PROBLEM TO WORK ON: Your task is to copy every line of the entries that contains "screenshot".

Extracted records:
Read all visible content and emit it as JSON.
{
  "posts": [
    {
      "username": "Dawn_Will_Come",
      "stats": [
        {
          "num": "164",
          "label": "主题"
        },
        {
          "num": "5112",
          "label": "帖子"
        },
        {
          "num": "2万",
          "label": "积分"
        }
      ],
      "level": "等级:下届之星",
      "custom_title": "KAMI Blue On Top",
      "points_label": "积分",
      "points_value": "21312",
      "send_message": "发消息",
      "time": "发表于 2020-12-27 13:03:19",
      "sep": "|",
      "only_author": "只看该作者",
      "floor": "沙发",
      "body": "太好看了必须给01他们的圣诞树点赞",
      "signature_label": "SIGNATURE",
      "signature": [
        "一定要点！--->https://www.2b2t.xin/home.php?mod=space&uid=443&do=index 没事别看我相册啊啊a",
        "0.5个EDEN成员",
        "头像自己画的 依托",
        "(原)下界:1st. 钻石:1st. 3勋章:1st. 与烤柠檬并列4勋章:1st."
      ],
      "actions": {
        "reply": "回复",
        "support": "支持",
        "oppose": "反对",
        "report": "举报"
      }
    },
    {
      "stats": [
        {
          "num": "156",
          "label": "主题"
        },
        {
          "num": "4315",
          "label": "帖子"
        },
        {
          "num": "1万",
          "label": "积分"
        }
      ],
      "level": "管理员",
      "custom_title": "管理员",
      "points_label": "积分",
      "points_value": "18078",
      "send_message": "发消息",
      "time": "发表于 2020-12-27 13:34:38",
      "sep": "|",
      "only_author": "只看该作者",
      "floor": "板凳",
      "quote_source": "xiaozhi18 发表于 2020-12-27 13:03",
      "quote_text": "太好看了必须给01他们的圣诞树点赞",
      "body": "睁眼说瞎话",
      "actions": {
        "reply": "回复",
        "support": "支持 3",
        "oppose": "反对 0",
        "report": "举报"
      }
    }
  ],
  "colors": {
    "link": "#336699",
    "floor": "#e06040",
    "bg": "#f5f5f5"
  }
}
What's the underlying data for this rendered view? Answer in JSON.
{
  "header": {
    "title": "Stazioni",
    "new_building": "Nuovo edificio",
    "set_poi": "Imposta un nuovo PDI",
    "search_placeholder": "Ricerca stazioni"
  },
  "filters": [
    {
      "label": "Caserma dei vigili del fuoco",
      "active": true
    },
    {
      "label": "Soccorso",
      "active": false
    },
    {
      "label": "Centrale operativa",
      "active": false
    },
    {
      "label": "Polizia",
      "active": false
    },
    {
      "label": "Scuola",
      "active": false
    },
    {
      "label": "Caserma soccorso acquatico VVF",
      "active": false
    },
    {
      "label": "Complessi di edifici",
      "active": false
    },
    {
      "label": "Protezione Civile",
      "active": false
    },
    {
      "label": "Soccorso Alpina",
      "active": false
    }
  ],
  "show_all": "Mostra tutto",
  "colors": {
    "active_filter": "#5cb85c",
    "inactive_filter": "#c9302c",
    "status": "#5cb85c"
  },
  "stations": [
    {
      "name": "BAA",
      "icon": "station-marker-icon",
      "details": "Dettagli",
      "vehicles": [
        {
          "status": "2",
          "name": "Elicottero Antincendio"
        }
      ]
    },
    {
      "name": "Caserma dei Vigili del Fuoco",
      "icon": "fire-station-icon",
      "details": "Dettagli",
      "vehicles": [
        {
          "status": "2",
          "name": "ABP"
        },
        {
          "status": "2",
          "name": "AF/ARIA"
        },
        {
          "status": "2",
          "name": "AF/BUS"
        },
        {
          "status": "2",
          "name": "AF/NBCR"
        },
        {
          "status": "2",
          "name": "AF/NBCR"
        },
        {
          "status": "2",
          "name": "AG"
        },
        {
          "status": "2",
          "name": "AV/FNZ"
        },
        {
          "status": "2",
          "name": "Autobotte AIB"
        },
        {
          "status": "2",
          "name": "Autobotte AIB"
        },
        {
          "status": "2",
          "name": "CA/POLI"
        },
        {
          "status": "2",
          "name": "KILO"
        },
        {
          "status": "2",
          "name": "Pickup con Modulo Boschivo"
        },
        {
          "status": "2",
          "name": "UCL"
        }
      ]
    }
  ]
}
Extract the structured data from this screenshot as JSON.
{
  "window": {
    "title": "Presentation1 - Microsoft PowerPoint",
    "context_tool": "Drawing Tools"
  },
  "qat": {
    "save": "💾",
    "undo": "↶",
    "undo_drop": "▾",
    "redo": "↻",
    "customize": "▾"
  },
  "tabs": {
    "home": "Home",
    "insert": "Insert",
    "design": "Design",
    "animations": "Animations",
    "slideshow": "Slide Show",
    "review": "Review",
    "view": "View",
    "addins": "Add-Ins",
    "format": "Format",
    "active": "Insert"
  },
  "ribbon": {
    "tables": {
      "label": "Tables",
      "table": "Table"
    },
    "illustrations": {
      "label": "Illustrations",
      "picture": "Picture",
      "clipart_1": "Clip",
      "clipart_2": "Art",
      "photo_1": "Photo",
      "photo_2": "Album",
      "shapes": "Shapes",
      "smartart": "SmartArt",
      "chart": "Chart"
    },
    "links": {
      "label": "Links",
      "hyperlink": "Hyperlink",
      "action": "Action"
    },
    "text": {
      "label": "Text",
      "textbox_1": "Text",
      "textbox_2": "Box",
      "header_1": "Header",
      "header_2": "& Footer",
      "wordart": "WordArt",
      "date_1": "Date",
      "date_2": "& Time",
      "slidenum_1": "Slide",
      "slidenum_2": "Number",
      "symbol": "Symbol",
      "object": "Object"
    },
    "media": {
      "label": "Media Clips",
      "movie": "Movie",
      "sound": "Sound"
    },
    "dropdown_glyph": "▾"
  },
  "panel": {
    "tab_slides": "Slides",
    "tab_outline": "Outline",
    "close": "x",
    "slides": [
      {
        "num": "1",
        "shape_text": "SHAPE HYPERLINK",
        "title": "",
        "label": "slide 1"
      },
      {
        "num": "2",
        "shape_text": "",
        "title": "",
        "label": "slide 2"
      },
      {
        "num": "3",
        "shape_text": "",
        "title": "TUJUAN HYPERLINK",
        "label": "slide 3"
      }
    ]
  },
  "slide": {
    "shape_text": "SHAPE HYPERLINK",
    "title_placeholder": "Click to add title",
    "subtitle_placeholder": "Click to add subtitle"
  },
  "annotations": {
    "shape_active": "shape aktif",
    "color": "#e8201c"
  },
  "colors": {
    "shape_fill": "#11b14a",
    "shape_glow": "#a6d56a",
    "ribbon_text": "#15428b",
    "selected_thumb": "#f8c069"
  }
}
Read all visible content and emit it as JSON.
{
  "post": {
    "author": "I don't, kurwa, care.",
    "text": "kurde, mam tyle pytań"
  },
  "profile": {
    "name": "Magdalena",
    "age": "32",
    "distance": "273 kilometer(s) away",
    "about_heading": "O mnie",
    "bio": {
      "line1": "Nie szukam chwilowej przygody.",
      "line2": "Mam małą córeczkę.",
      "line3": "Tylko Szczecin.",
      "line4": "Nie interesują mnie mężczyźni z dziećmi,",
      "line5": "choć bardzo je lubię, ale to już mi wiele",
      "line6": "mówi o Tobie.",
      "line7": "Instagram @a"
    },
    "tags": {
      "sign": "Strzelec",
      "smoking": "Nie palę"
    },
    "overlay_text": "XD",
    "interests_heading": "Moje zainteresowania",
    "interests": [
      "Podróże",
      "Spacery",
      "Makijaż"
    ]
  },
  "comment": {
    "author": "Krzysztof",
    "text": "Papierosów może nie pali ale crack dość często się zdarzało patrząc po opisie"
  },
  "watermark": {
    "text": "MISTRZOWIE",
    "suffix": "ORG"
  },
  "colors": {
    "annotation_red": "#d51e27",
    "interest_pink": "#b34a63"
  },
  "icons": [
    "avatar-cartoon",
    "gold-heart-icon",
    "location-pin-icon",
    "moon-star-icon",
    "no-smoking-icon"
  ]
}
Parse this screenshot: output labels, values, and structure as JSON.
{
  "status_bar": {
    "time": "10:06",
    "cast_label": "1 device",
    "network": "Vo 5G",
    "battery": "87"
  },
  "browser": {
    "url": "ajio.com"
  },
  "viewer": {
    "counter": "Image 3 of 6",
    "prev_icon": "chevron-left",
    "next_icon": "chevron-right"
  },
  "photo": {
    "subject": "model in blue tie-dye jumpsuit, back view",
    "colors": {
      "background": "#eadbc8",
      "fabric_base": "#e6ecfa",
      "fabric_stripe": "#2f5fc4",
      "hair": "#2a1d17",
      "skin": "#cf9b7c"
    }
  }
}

TASK ANSWER:
Extract the structured data from this screenshot as JSON.
Parse this screenshot: output labels, values, and structure as JSON.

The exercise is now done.